Although Oregon lawmakers outlawed payday lenders in 2007, a debt collection firm wants to offer a type of lending that consumer advocates say is equally egregious. Encore Capital persuaded legislators to introduce House Bill 4112, which would allow tax-lien loans. Texas and Nevada are currently the only two states where it is making such loans.
Firms led by Encore are marketing “tax-lien transfers” as relief for struggling property owners and for county governments. With these products, consumers who are delinquent on their property taxes borrow money from Encore, which claims to offer more flexible payment terms than county governments. The owner would use the loan to settle delinquent taxes, and the county would transfer the tax lien to Encore. The company gets a $400 fee for its services, then charges 16 percent interest on the loan as well as potential penalties and fees for late payments. Should the loan wind up in foreclosure, Encore would be in first position to get paid.

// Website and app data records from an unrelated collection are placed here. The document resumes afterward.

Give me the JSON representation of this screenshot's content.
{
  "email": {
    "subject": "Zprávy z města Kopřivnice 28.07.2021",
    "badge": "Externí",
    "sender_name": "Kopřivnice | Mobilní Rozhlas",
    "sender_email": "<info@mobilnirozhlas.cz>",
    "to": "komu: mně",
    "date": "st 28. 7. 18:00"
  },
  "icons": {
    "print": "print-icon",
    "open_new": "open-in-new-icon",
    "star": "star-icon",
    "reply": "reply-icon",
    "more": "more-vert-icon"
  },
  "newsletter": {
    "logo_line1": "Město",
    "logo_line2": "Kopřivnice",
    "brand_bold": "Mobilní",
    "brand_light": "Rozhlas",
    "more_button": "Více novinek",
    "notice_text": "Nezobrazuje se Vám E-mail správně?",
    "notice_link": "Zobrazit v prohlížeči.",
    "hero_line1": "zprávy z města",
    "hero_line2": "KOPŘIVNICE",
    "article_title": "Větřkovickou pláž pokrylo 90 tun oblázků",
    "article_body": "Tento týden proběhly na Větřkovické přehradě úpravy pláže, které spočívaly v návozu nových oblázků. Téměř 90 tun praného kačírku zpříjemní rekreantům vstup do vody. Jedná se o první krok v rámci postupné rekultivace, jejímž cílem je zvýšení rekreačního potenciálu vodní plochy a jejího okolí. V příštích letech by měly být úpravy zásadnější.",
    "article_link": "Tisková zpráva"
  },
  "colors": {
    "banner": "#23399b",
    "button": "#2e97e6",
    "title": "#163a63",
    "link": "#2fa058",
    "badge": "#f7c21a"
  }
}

Angela Martin, a lobbyist for Economic Fairness Oregon, says that $400 can amount to a big percentage of the taxes owed. She also points out that the penalties and fees are only limited to “reasonable,” a term undefined in the proposed bill. She acknowledges that counties would get their money under the arrangement, but property owners who are already unable to pay their taxes would also owe money to the largest debt collection company in the United States.
Rep. Tobias Read (D-Beaverton), who introduced HB 4112, argues that it gives property owners an alternative to foreclosure. AARP Oregon, the Oregon Mortgage Bankers Association, the Oregon Law Center, and the Association of Oregon Counties have all opposed the legislation.